This was one of three key findings of a survey conducted by InnoQuotient CEO Fran Chuan among ISE 2023 visitors and exhibitors in the lead-up to the show. 

The aim of the survey was to find out more about the innovative culture of AV organisations by measuring the maturity of development of their innovation journey. According to Chuan, who presented the results during his keynote on Thursday, rival AV companies compete to “have the bigger screen”, for example. “But is that innovation? Is that what the market needs?” he asked. 

Chuan has been asking executives what innovation is for 20 years, “in several hundreds of situations”.

“Innovation is a concept that we use easily. But we are not thinking and behaving in the same way. We are not understanding what innovation is in the same way”

Organisations need to ask: ‘what is innovation for us?’, he said.

Continuous improvement is innovation if it is focused on one topic. A lot of small steps make a big change, he added.

A second key insight is that the AV sector has “incredible talent”, but does not utilise this talent in an optimal way. Chuan suggested that there is too much focus on generating news and less on getting things done. “When they detect opportunities, they don’t jump into the field to solve this issue,” he said.

The third finding is that the industry does not “systematise innovation. There is no clear definition of what innovation is,” said Chuan. While the industry is incredibly good at generating ideas, there is a bottleneck when converting these ideas into opportunities.

Chuan, of course, has some suggestions as to how the AV sector can improve its approach to innovation.

“My recommendation is to create a lingua franca,” he said, in order to establish some common understandings at organisations and across the industry.

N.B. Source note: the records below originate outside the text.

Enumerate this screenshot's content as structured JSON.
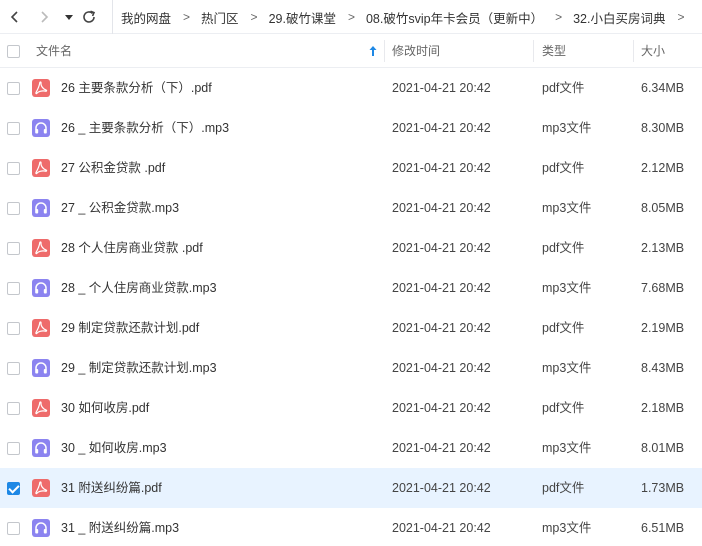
{
  "nav": {
    "breadcrumbs": [
      "我的网盘",
      "热门区",
      "29.破竹课堂",
      "08.破竹svip年卡会员（更新中）",
      "32.小白买房词典"
    ],
    "separator": ">"
  },
  "columns": {
    "name": "文件名",
    "modified": "修改时间",
    "type": "类型",
    "size": "大小"
  },
  "files": [
    {
      "name": "26  主要条款分析（下）.pdf",
      "modified": "2021-04-21 20:42",
      "type": "pdf文件",
      "size": "6.34MB",
      "icon": "pdf-file-icon",
      "selected": false
    },
    {
      "name": "26 _ 主要条款分析（下）.mp3",
      "modified": "2021-04-21 20:42",
      "type": "mp3文件",
      "size": "8.30MB",
      "icon": "audio-file-icon",
      "selected": false
    },
    {
      "name": "27  公积金贷款 .pdf",
      "modified": "2021-04-21 20:42",
      "type": "pdf文件",
      "size": "2.12MB",
      "icon": "pdf-file-icon",
      "selected": false
    },
    {
      "name": "27 _ 公积金贷款.mp3",
      "modified": "2021-04-21 20:42",
      "type": "mp3文件",
      "size": "8.05MB",
      "icon": "audio-file-icon",
      "selected": false
    },
    {
      "name": "28  个人住房商业贷款 .pdf",
      "modified": "2021-04-21 20:42",
      "type": "pdf文件",
      "size": "2.13MB",
      "icon": "pdf-file-icon",
      "selected": false
    },
    {
      "name": "28 _ 个人住房商业贷款.mp3",
      "modified": "2021-04-21 20:42",
      "type": "mp3文件",
      "size": "7.68MB",
      "icon": "audio-file-icon",
      "selected": false
    },
    {
      "name": "29  制定贷款还款计划.pdf",
      "modified": "2021-04-21 20:42",
      "type": "pdf文件",
      "size": "2.19MB",
      "icon": "pdf-file-icon",
      "selected": false
    },
    {
      "name": "29 _ 制定贷款还款计划.mp3",
      "modified": "2021-04-21 20:42",
      "type": "mp3文件",
      "size": "8.43MB",
      "icon": "audio-file-icon",
      "selected": false
    },
    {
      "name": "30  如何收房.pdf",
      "modified": "2021-04-21 20:42",
      "type": "pdf文件",
      "size": "2.18MB",
      "icon": "pdf-file-icon",
      "selected": false
    },
    {
      "name": "30 _ 如何收房.mp3",
      "modified": "2021-04-21 20:42",
      "type": "mp3文件",
      "size": "8.01MB",
      "icon": "audio-file-icon",
      "selected": false
    },
    {
      "name": "31  附送纠纷篇.pdf",
      "modified": "2021-04-21 20:42",
      "type": "pdf文件",
      "size": "1.73MB",
      "icon": "pdf-file-icon",
      "selected": true
    },
    {
      "name": "31 _ 附送纠纷篇.mp3",
      "modified": "2021-04-21 20:42",
      "type": "mp3文件",
      "size": "6.51MB",
      "icon": "audio-file-icon",
      "selected": false
    }
  ],
  "colors": {
    "accent": "#1e88e5",
    "selected_row": "#e8f3ff",
    "pdf_icon": "#ee6b6b",
    "audio_icon": "#8c84f0"
  }
}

He noted that it is important to define strengths and weaknesses “to develop a real culture of innovation” and drive greater efficiency. 

“When you are more efficient, what you create is trends, and when you generate trends, talent is attracted by this area. Then suddenly, you have more and more talent generating more and more trends in an efficient way,” Chuan said. 

Other recommendations are to build cross-departmental teams as opposed to working in silos or in a vertical way. “If you are in marketing, and I am in programming, it’s no problem, because we have a common language,” Chuan said.

He pointed to one “nice discovery” about the AV industry: “Age doesn’t play a role” when it comes to innovation, certainly once people have moved beyond their 20s. 

Furthermore, Chuan found that regions with fewer resources, such as Africa and Asia, tend to be more innovative than richer parts of the world, with this “scarcity” stimulating innovation. 

Chuan said more than 1,000 ISE attendees took part in the survey. “The participation was good enough to have 95% confidence and 2.95 margin of error. The conclusions we have are very accurate,” he said.